On September 6, 2017, the House unanimously passed the Safely Ensuring Lives Future Deployment and Research In Vehicle Evolution Act (the SELF DRIVE Act), bringing the nation one step closer to an autonomous vehicle reality. If enacted, the SELF DRIVE Act (“The Act”) would become the first federal law on autonomous vehicles.
The Act accomplishes two principal functions. First, it centralizes autonomous vehicle rulemaking authority in the federal government. Traditionally, the federal government has regulated vehicles while states have regulated the drivers. Self-driving cars thus posed a new problem to an old legal model: which law applies when the driver is a computer?
In the absence of federal oversight, over 20 states have attempted to answer this question by creating their own laws and guidelines. The resulting inconsistency and instability has created a legal quagmire hindering the development, testing, and deployment of self-driving cars. Attempting a solution, the Act institutes a uniform body of federal law on vehicle design while allowing states to maintain authority over licensing, insurance, liability, education, training, and traffic laws.
Second, the Act facilitates innovation and development by authorizing manufacturers to put more test vehicles on public roads. Currently, the National Highway Traffic Safety Administration may only grant 2,500 Federal Motor Vehicle Safety Standards exemptions annually to autonomous vehicle makers that want to test their vehicles on the road. The Act increases the number of test vehicles to 25,000 in the first year; 50,000 in the second year; and 100,000 by the third and fourth years. More testing likely means faster development and adoption.
For some, this seems too fast. Professor Raj Rajkumar of Carnegie Mellon University has expressed concern that having more autonomous vehicles on the road increases the chances of human injury, which could induce a backlash against autonomous vehicle technology. The Alliance of Automobile Manufacturers had a different take: “Automakers have been developing these technologies for years and this legislation helps address a variety of barriers that otherwise block the ability to safely test and deploy these vehicles.”
During the testing phase, autonomous vehicle makers cannot simply release cars onto public roads without any oversight. Obtaining an exemption requires submitting a detailed analysis showing that the test vehicle is at least as safe as existing vehicles. Other requirements include reporting crashes involving test vehicles and listing these vehicles in a public database.

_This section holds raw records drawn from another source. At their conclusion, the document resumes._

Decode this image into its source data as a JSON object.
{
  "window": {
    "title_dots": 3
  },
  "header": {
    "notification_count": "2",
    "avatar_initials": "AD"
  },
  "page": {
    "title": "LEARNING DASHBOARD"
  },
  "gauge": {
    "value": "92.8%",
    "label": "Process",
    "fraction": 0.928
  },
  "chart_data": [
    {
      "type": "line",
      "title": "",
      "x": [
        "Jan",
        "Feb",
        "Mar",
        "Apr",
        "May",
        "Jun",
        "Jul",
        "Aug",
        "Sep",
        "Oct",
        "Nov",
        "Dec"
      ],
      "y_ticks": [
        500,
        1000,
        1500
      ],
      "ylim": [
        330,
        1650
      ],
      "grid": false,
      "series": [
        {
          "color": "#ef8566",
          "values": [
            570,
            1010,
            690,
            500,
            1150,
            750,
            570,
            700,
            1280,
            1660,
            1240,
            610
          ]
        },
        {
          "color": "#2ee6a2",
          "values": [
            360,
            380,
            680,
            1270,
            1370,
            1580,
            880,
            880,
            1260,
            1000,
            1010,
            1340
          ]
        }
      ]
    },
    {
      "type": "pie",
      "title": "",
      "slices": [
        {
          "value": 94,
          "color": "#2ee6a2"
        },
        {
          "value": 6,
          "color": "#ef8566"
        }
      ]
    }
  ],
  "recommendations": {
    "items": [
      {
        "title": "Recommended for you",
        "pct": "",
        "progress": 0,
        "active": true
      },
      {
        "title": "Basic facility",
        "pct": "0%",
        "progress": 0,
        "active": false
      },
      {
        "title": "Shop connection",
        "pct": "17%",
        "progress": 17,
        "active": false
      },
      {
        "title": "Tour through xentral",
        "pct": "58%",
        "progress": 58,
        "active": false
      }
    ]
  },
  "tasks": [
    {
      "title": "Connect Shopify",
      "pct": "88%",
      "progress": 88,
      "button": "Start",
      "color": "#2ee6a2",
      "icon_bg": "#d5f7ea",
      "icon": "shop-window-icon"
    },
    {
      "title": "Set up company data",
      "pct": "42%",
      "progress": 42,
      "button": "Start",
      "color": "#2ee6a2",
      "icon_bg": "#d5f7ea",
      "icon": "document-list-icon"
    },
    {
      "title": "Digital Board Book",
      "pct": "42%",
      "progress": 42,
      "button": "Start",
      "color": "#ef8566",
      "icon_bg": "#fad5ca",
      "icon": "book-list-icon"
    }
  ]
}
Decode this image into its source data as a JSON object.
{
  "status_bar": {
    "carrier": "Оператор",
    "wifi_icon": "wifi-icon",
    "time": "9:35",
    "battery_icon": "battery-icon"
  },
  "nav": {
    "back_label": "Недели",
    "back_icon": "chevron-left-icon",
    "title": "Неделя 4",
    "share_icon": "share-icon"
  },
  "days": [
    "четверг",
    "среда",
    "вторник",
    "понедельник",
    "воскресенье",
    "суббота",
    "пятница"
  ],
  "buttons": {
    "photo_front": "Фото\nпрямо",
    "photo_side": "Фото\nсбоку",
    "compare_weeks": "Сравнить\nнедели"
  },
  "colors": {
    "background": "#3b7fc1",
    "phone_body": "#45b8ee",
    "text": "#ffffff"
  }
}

The Act also requires manufacturers to have a written cybersecurity plan as well as published privacy policies explaining what they will do with collected data.
The Act comes at a time when there is no clear leader in the global autonomous vehicle market and China, Japan, and the EU are racing to develop self-driving cars. “If we’re going to stay at the forefront of innovation and technology in this country, we have to be driving the technology for autonomous vehicles,” said U.S. Rep. Debbie Dingell, D-Michigan. “With this legislation, innovation can flourish without the heavy hand of government,” added U.S. Rep. Bob Latta, R-Ohio, who drafted the Act.
Now that the Act has passed the House, it moves to the Senate, which is drafting its own autonomous vehicles bill. By finalizing its bill, hopefully the Senate will work with the House to create compromise legislation for President Trump’s signature.